The MMPI-2 supplementary scales should be scored and interpreted routinely as a valuable source of additional information that is not readily available in the standard validity and clinical scales or the content scales. For example, the conjoint interpretation of the A and R scales provides a quick insight into how individuals are experiencing and coping with their psychopathology that brought them to treatment. In addition, the information on alcohol and drug use can only be inferred indirectly from the MMPI-2 clinical and content scales, while this information is available both directly and indirectly in the supplementary scales. The information provided by the supplementary scales is invaluable in the treatment-planning process.
References and Readings
Friedman, A. F., Lewak, R., Nichols, D. S., & Webb, J. T. (2001). Psychological assessment with the MMPI-2. Mahwah, NJ: Erlbaum.Find this resource:
Gottesman, I. I., & Prescott, C. A. (1989). Abuses of the MacAndrew MMPI alcoholism scale: A critical review.
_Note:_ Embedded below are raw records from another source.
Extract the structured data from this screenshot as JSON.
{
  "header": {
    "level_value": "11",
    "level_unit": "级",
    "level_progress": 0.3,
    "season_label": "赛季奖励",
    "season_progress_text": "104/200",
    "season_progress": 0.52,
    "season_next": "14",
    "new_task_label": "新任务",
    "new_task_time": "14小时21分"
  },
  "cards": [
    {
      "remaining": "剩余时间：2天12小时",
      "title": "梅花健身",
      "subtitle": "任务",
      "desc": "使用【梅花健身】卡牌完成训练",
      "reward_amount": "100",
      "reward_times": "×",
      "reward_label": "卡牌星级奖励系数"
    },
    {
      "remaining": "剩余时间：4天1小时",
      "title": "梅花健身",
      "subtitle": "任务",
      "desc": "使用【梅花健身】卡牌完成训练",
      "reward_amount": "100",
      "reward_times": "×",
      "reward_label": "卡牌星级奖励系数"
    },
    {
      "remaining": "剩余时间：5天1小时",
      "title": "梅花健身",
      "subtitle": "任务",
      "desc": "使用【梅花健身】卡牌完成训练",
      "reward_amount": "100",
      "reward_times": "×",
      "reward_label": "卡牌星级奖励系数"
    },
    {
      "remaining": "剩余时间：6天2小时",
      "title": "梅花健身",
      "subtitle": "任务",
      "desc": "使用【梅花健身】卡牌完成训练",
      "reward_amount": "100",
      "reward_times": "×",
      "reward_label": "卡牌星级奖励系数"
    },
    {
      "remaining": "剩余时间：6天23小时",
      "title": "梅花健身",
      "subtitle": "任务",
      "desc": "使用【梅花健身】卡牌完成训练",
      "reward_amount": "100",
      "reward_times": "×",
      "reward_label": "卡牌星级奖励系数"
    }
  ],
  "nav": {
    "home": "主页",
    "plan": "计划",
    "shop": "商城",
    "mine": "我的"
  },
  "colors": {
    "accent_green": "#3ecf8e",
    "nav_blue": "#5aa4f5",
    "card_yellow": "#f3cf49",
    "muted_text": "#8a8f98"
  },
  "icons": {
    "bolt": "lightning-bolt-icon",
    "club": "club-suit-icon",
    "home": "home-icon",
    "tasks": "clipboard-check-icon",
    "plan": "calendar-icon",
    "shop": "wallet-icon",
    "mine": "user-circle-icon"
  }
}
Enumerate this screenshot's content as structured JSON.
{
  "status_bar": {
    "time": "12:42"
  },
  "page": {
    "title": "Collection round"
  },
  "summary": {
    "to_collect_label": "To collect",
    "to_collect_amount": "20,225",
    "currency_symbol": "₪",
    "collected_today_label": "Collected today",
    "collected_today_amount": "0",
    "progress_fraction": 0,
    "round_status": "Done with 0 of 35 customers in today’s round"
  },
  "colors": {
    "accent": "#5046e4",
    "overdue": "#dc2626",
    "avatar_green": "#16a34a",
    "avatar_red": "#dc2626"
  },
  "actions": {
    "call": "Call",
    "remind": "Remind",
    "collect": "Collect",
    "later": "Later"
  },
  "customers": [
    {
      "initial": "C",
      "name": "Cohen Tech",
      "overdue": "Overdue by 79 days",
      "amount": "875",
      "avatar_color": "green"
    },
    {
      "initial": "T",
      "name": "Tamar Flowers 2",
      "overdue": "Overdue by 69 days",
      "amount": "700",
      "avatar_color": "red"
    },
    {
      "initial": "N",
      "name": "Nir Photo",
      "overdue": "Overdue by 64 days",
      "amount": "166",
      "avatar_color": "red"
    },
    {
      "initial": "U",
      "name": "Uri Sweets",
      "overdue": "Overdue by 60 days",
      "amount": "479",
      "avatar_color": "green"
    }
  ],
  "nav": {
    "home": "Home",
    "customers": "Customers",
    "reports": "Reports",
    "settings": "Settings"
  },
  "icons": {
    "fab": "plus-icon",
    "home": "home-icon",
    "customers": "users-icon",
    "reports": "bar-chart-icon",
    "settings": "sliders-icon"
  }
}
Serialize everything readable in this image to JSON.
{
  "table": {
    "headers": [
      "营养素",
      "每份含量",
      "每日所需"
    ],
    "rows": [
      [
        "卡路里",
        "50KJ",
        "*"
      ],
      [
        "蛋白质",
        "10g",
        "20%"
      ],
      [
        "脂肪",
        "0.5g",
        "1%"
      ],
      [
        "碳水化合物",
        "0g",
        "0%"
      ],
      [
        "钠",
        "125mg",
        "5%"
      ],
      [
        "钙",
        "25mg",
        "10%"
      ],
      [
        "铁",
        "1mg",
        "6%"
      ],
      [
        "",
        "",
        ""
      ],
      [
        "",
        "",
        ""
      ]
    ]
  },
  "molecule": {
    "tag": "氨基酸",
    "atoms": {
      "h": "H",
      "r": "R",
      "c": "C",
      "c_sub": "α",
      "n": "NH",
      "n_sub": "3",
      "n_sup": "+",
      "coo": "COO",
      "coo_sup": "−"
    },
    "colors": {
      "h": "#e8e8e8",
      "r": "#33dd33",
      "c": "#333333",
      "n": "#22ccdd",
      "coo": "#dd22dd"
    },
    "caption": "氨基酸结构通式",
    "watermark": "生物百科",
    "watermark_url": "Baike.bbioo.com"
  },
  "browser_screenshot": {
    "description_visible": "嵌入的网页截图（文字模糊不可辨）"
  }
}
Clinical Psychology Review, 9, 223–242.Find this resource:
Graham, J. R. (2006). MMPI-2: Assessing personality and psychopathology (4th ed.). New York: Oxford University Press.Find this resource:
Greene, R. L. (2011). The MMPI-2: An interpretive manual (3rd ed.). Boston, MA: Allyn & Bacon.Find this resource:
Harkness, A. R., McNulty, J. L., Ben-Porath, Y. S., & Graham, J. R. (2002). MMPI-2 Personality Psychopathology Five (PSY-5) scales: Gaining an overview for case conceptualization and treatment planning. Minneapolis: University of Minnesota Press.Find this resource:
Malinchoc, M., Offord, K. P., Colligan, R. C, & Morse, R. M. (1994). The common alcohol logistic–revised scale (CAL-R): A revised alcoholism scale for the MMPI and MMPI-2. Journal of Clinical Psychology, 50, 436–445.Find this resource:
Weed, N. C., Butcher, J. N., & Ben-Porath, Y. S. (1995). MMPI-2 measures of substance abuse. In J. N. Butcher & C. D. Spielberger (Eds.), Advances in personality assessment (Vol. 10, pp. 121–145). Hillsdale, NJ: Erlbaum.Find this resource: